AIM OF THE TASK:
Return the entries in full, exactly as they were written.

RECORDS SHOWN:

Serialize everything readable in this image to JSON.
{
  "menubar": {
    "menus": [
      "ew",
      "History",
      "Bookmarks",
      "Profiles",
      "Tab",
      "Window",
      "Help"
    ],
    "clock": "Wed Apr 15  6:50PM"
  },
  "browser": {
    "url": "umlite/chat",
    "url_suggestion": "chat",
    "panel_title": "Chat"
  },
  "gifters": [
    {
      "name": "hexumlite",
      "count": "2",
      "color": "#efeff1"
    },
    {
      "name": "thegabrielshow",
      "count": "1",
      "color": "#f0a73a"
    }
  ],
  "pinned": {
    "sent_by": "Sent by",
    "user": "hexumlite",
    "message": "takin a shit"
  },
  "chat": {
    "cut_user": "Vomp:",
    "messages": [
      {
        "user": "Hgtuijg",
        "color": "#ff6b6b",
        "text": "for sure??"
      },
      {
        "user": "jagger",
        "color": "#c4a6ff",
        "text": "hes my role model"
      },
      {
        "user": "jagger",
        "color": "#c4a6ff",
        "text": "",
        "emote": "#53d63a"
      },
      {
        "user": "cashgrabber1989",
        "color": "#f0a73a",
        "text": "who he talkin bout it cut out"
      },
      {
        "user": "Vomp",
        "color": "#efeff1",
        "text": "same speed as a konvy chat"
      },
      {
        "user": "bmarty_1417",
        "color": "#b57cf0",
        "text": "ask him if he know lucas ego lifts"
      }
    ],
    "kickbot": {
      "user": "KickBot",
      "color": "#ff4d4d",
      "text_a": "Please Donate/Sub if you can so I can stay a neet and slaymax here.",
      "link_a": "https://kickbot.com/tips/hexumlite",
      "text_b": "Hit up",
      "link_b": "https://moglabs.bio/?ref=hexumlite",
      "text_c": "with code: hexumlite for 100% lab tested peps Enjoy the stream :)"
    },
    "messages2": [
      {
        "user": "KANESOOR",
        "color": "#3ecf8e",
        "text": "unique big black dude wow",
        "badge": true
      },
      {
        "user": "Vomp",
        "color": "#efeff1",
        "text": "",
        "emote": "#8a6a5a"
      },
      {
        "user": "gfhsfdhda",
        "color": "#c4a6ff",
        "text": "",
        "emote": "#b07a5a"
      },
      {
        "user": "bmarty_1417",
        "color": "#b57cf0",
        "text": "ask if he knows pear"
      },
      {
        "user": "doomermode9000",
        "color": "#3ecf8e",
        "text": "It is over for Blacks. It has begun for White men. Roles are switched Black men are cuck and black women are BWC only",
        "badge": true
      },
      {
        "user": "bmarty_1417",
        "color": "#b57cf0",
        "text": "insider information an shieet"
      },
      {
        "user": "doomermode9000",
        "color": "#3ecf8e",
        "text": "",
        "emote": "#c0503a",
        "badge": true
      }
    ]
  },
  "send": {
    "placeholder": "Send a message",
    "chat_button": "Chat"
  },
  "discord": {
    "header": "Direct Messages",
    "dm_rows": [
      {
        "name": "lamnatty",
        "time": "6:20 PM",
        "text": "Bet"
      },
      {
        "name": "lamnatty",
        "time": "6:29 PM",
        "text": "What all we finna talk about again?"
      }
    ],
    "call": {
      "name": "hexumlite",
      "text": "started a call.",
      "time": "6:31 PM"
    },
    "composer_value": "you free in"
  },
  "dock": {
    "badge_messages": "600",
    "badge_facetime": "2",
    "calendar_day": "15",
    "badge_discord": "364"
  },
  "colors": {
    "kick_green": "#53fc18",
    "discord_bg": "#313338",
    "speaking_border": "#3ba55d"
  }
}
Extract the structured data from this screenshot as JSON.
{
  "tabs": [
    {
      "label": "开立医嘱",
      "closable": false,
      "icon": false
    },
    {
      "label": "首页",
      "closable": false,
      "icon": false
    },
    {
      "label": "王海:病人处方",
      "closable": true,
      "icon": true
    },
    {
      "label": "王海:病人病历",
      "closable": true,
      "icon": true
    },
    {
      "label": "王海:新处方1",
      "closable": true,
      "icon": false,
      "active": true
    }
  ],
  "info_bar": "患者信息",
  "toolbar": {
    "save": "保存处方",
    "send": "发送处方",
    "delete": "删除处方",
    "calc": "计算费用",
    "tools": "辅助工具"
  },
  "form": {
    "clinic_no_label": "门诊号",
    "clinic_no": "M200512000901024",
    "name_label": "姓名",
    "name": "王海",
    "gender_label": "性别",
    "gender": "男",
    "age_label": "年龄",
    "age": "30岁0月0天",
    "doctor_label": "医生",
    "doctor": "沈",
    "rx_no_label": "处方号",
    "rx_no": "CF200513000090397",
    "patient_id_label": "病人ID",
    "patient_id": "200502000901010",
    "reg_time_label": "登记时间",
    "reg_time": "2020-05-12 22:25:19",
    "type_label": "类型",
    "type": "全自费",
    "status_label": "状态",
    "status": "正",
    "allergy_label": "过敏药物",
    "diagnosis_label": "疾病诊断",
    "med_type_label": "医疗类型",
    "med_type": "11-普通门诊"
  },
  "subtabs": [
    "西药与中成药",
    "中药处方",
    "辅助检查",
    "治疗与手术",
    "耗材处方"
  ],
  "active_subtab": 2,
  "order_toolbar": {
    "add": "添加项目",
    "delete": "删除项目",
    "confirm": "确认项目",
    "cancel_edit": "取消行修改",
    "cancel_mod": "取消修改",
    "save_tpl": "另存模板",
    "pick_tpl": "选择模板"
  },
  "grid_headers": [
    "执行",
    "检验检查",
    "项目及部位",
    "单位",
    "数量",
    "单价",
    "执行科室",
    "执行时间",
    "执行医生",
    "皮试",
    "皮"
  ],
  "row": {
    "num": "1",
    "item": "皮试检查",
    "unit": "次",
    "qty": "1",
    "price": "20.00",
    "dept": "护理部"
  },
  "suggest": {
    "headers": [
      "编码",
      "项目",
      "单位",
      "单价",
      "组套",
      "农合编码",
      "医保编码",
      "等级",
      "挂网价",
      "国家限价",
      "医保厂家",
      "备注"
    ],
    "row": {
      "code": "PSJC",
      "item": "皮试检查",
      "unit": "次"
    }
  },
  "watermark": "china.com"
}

ANSWER BOX:
Serialize everything readable in this image to JSON.
{
  "menubar": {
    "menus": [
      "ew",
      "History",
      "Bookmarks",
      "Profiles",
      "Tab",
      "Window",
      "Help"
    ],
    "clock": "Wed Apr 15  6:50PM"
  },
  "browser": {
    "url": "umlite/chat",
    "url_suggestion": "chat",
    "panel_title": "Chat"
  },
  "gifters": [
    {
      "name": "hexumlite",
      "count": "2",
      "color": "#efeff1"
    },
    {
      "name": "thegabrielshow",
      "count": "1",
      "color": "#f0a73a"
    }
  ],
  "pinned": {
    "sent_by": "Sent by",
    "user": "hexumlite",
    "message": "takin a shit"
  },
  "chat": {
    "cut_user": "Vomp:",
    "messages": [
      {
        "user": "Hgtuijg",
        "color": "#ff6b6b",
        "text": "for sure??"
      },
      {
        "user": "jagger",
        "color": "#c4a6ff",
        "text": "hes my role model"
      },
      {
        "user": "jagger",
        "color": "#c4a6ff",
        "text": "",
        "emote": "#53d63a"
      },
      {
        "user": "cashgrabber1989",
        "color": "#f0a73a",
        "text": "who he talkin bout it cut out"
      },
      {
        "user": "Vomp",
        "color": "#efeff1",
        "text": "same speed as a konvy chat"
      },
      {
        "user": "bmarty_1417",
        "color": "#b57cf0",
        "text": "ask him if he know lucas ego lifts"
      }
    ],
    "kickbot": {
      "user": "KickBot",
      "color": "#ff4d4d",
      "text_a": "Please Donate/Sub if you can so I can stay a neet and slaymax here.",
      "link_a": "https://kickbot.com/tips/hexumlite",
      "text_b": "Hit up",
      "link_b": "https://moglabs.bio/?ref=hexumlite",
      "text_c": "with code: hexumlite for 100% lab tested peps Enjoy the stream :)"
    },
    "messages2": [
      {
        "user": "KANESOOR",
        "color": "#3ecf8e",
        "text": "unique big black dude wow",
        "badge": true
      },
      {
        "user": "Vomp",
        "color": "#efeff1",
        "text": "",
        "emote": "#8a6a5a"
      },
      {
        "user": "gfhsfdhda",
        "color": "#c4a6ff",
        "text": "",
        "emote": "#b07a5a"
      },
      {
        "user": "bmarty_1417",
        "color": "#b57cf0",
        "text": "ask if he knows pear"
      },
      {
        "user": "doomermode9000",
        "color": "#3ecf8e",
        "text": "It is over for Blacks. It has begun for White men. Roles are switched Black men are cuck and black women are BWC only",
        "badge": true
      },
      {
        "user": "bmarty_1417",
        "color": "#b57cf0",
        "text": "insider information an shieet"
      },
      {
        "user": "doomermode9000",
        "color": "#3ecf8e",
        "text": "",
        "emote": "#c0503a",
        "badge": true
      }
    ]
  },
  "send": {
    "placeholder": "Send a message",
    "chat_button": "Chat"
  },
  "discord": {
    "header": "Direct Messages",
    "dm_rows": [
      {
        "name": "lamnatty",
        "time": "6:20 PM",
        "text": "Bet"
      },
      {
        "name": "lamnatty",
        "time": "6:29 PM",
        "text": "What all we finna talk about again?"
      }
    ],
    "call": {
      "name": "hexumlite",
      "text": "started a call.",
      "time": "6:31 PM"
    },
    "composer_value": "you free in"
  },
  "dock": {
    "badge_messages": "600",
    "badge_facetime": "2",
    "calendar_day": "15",
    "badge_discord": "364"
  },
  "colors": {
    "kick_green": "#53fc18",
    "discord_bg": "#313338",
    "speaking_border": "#3ba55d"
  }
}
Extract the structured data from this screenshot as JSON.
{
  "tabs": [
    {
      "label": "开立医嘱",
      "closable": false,
      "icon": false
    },
    {
      "label": "首页",
      "closable": false,
      "icon": false
    },
    {
      "label": "王海:病人处方",
      "closable": true,
      "icon": true
    },
    {
      "label": "王海:病人病历",
      "closable": true,
      "icon": true
    },
    {
      "label": "王海:新处方1",
      "closable": true,
      "icon": false,
      "active": true
    }
  ],
  "info_bar": "患者信息",
  "toolbar": {
    "save": "保存处方",
    "send": "发送处方",
    "delete": "删除处方",
    "calc": "计算费用",
    "tools": "辅助工具"
  },
  "form": {
    "clinic_no_label": "门诊号",
    "clinic_no": "M200512000901024",
    "name_label": "姓名",
    "name": "王海",
    "gender_label": "性别",
    "gender": "男",
    "age_label": "年龄",
    "age": "30岁0月0天",
    "doctor_label": "医生",
    "doctor": "沈",
    "rx_no_label": "处方号",
    "rx_no": "CF200513000090397",
    "patient_id_label": "病人ID",
    "patient_id": "200502000901010",
    "reg_time_label": "登记时间",
    "reg_time": "2020-05-12 22:25:19",
    "type_label": "类型",
    "type": "全自费",
    "status_label": "状态",
    "status": "正",
    "allergy_label": "过敏药物",
    "diagnosis_label": "疾病诊断",
    "med_type_label": "医疗类型",
    "med_type": "11-普通门诊"
  },
  "subtabs": [
    "西药与中成药",
    "中药处方",
    "辅助检查",
    "治疗与手术",
    "耗材处方"
  ],
  "active_subtab": 2,
  "order_toolbar": {
    "add": "添加项目",
    "delete": "删除项目",
    "confirm": "确认项目",
    "cancel_edit": "取消行修改",
    "cancel_mod": "取消修改",
    "save_tpl": "另存模板",
    "pick_tpl": "选择模板"
  },
  "grid_headers": [
    "执行",
    "检验检查",
    "项目及部位",
    "单位",
    "数量",
    "单价",
    "执行科室",
    "执行时间",
    "执行医生",
    "皮试",
    "皮"
  ],
  "row": {
    "num": "1",
    "item": "皮试检查",
    "unit": "次",
    "qty": "1",
    "price": "20.00",
    "dept": "护理部"
  },
  "suggest": {
    "headers": [
      "编码",
      "项目",
      "单位",
      "单价",
      "组套",
      "农合编码",
      "医保编码",
      "等级",
      "挂网价",
      "国家限价",
      "医保厂家",
      "备注"
    ],
    "row": {
      "code": "PSJC",
      "item": "皮试检查",
      "unit": "次"
    }
  },
  "watermark": "china.com"
}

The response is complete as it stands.